Danneels was succeeded by Archbishop André-Joseph Léonard, and a greater study in contrasts would be hard to imagine. Where Danneels was very much a man of Vatican II, Léonard’s points of reference clearly were Popes John Paul II and Benedict XVI; where Danneels was progressive-minded and on good speaking terms with secular culture, Léonard was a strong “Catholic identity” sort of prelate.
Whereas Danneels was witty and charming, Léonard occasionally came off as rash, ill-tempered and stern, all of which made for a difficult five years.

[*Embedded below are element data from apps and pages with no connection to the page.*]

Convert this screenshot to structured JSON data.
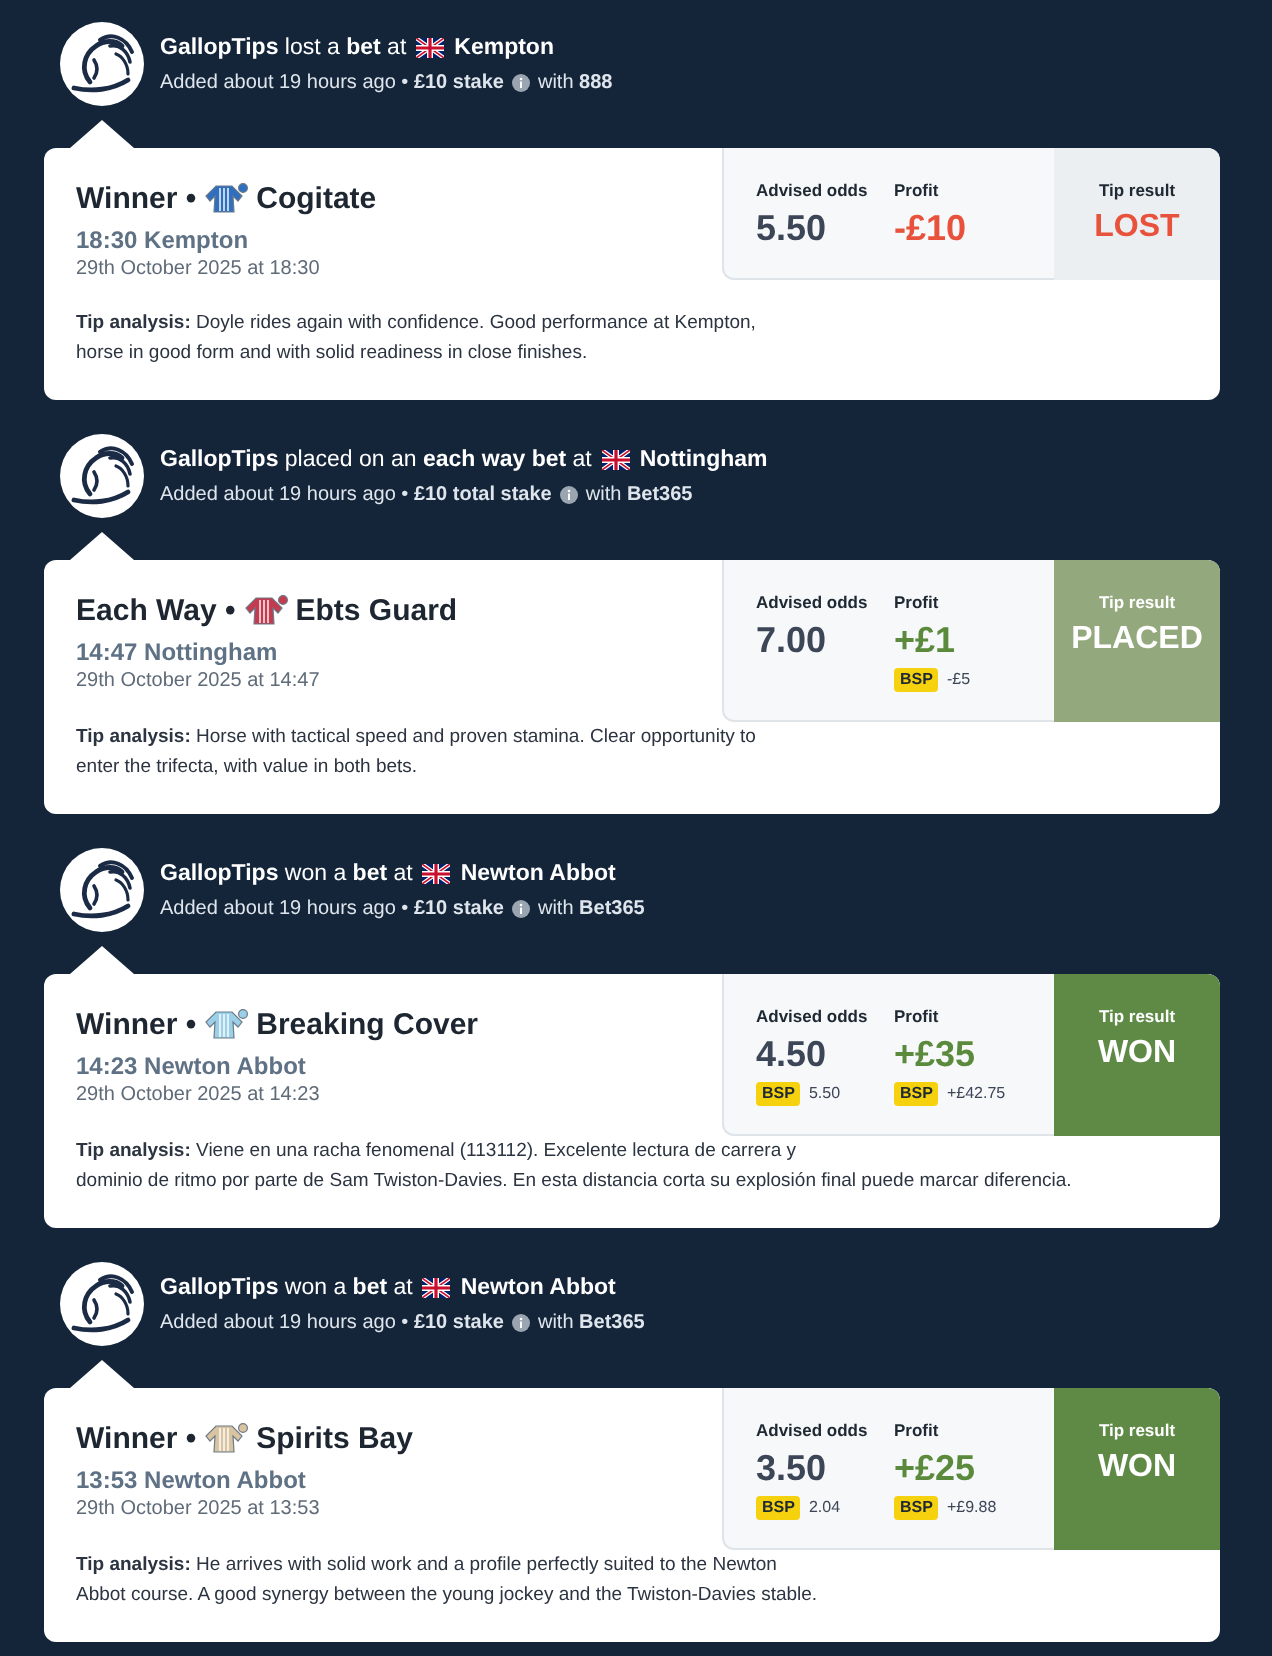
{
  "feed": [
    {
      "headline": "**GallopTips** lost a **bet** at",
      "venue": "Kempton",
      "meta": "Added about 19 hours ago • **£10 stake**",
      "bookmaker": "with **888**",
      "card": {
        "market": "Winner •",
        "silk": {
          "color": "#2f6fbf"
        },
        "horse": "Cogitate",
        "race": "18:30 Kempton",
        "date": "29th October 2025 at 18:30",
        "odds": {
          "label": "Advised odds",
          "value": "5.50"
        },
        "profit": {
          "label": "Profit",
          "value": "-£10"
        },
        "result": {
          "label": "Tip result",
          "value": "LOST",
          "kind": "lost"
        },
        "analysis": "**Tip analysis:** Doyle rides again with confidence. Good performance at Kempton,\nhorse in good form and with solid readiness in close finishes."
      }
    },
    {
      "headline": "**GallopTips** placed on an **each way bet** at",
      "venue": "Nottingham",
      "meta": "Added about 19 hours ago • **£10 total stake**",
      "bookmaker": "with **Bet365**",
      "card": {
        "market": "Each Way •",
        "silk": {
          "color": "#c43a4e"
        },
        "horse": "Ebts Guard",
        "race": "14:47 Nottingham",
        "date": "29th October 2025 at 14:47",
        "odds": {
          "label": "Advised odds",
          "value": "7.00"
        },
        "profit": {
          "label": "Profit",
          "value": "+£1",
          "bsp": {
            "badge": "BSP",
            "value": "-£5"
          }
        },
        "result": {
          "label": "Tip result",
          "value": "PLACED",
          "kind": "placed"
        },
        "analysis": "**Tip analysis:** Horse with tactical speed and proven stamina. Clear opportunity to\nenter the trifecta, with value in both bets."
      }
    },
    {
      "headline": "**GallopTips** won a **bet** at",
      "venue": "Newton Abbot",
      "meta": "Added about 19 hours ago • **£10 stake**",
      "bookmaker": "with **Bet365**",
      "card": {
        "market": "Winner •",
        "silk": {
          "color": "#9ccfe8"
        },
        "horse": "Breaking Cover",
        "race": "14:23 Newton Abbot",
        "date": "29th October 2025 at 14:23",
        "odds": {
          "label": "Advised odds",
          "value": "4.50",
          "bsp": {
            "badge": "BSP",
            "value": "5.50"
          }
        },
        "profit": {
          "label": "Profit",
          "value": "+£35",
          "bsp": {
            "badge": "BSP",
            "value": "+£42.75"
          }
        },
        "result": {
          "label": "Tip result",
          "value": "WON",
          "kind": "won"
        },
        "analysis": "**Tip analysis:** Viene en una racha fenomenal (113112). Excelente lectura de carrera y\ndominio de ritmo por parte de Sam Twiston-Davies. En esta distancia corta su explosión final puede marcar diferencia."
      }
    },
    {
      "headline": "**GallopTips** won a **bet** at",
      "venue": "Newton Abbot",
      "meta": "Added about 19 hours ago • **£10 stake**",
      "bookmaker": "with **Bet365**",
      "card": {
        "market": "Winner •",
        "silk": {
          "color": "#d8c4a0"
        },
        "horse": "Spirits Bay",
        "race": "13:53 Newton Abbot",
        "date": "29th October 2025 at 13:53",
        "odds": {
          "label": "Advised odds",
          "value": "3.50",
          "bsp": {
            "badge": "BSP",
            "value": "2.04"
          }
        },
        "profit": {
          "label": "Profit",
          "value": "+£25",
          "bsp": {
            "badge": "BSP",
            "value": "+£9.88"
          }
        },
        "result": {
          "label": "Tip result",
          "value": "WON",
          "kind": "won"
        },
        "analysis": "**Tip analysis:** He arrives with solid work and a profile perfectly suited to the Newton\nAbbot course. A good synergy between the young jockey and the Twiston-Davies stable."
      }
    }
  ]
}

Cue the 69-year-old De Kesel, who was a Danneels protégé who spent eight years as auxiliary bishop of Brussels until he was appointed to the diocese of Bruges in 2010. One of his early moves was to close a traditionalist body called the “Fraternity of the Holy Apostles” which Léonard had founded.

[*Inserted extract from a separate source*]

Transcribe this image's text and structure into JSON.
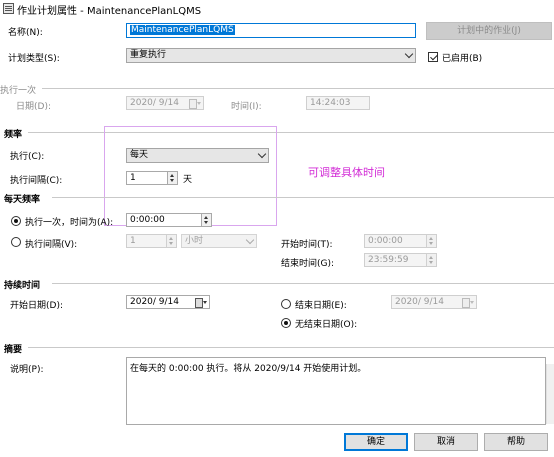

De Kesel has openly suggested that priestly celibacy should be optional in Catholicism, stating in September 2010 that “people for whom celibacy is humanly impossible should also have the chance of becoming priests.”
In November 2015, shortly after Francis named De Kesel to take over in Brussels, he identified himself with the push at the pontiff’s two Synods of Bishops on the family in favor of allowing divorced and civilly remarried Catholics to receive Communion.
Interestingly, De Kesel said in an interview around that time that he wouldn’t justify an opening to the divorced and civilly remarried under the rubric of “mercy”, saying he actually finds that term a bit “condescending”.
“I like to take words like ‘respect’ and ‘esteem for man’ as my starting point,” he said. “And that may be a value that we, as Christians, share with the prevailing culture.”
When asked about his attitude toward homosexuality at a news conference after his appointment, De Kesel said, “I have much respect for gays,” including “their way of living their sexuality.”
While that sort of language endears De Kesel to Catholic progressives and secularists alike, it has also alarmed more tradition-minded critics. A Belgian group called Pro Familia, for instance, has publicly suggested that his appointment to Brussels was a “mistake,” and protested at his installation Mass.
On the other hand, De Kesel has also insisted on an “opt-out” provision for Catholic hospitals from Belgium’s euthanasia law, disappointing some liberals in the country who expected him to be more accommodating.
“We were happy when he arrived, he seemed like an open man and I had great hopes for him,” said Jacqueline Herremans, head of the pro-euthanasia Association for the Right to Die with Dignity. “I didn’t expect comments like this.”
There’s also been some criticism of De Kesel in terms of his track record on handling abuse cases. He took over in Bruges from Bishop Roger Vangheluwe, the prelate for whom Danneels was accused of covering up, and critics say De Kesel didn’t really root out the culture of corruption in the diocese.
He’s also been accused of appointing a known abuser to a pastoral position in the diocese.
Personally, as Geert De Kerpel, the editor of the Roman Catholic weekly Tertio puts it, De Kesel has a reputation for being “courteous” and “affable,” the kind of man who puts a positive public face on the Church.
In a sense, De Kesel is perhaps a Belgian version of the same dynamics that often surround Pope Francis himself: Acclaim in secular circles outside the Church, frequently good reviews at the Catholic grassroots, but some ambivalence among insiders.
What seems beyond reasonable dispute is that for the foreseeable future, De Kesel will be a Catholic heavyweight in Europe, joining the ranks of figures such as Cardinal Reinhard Marx of Munich and Cardinal Christoph Schönborn of Vienna as key allies in implementing the pope’s vision on the Old Continent.
For that reason alone, De Kesel is a man worth watching, not just during the Nov. 19 consistory ceremony but in the months and years to come.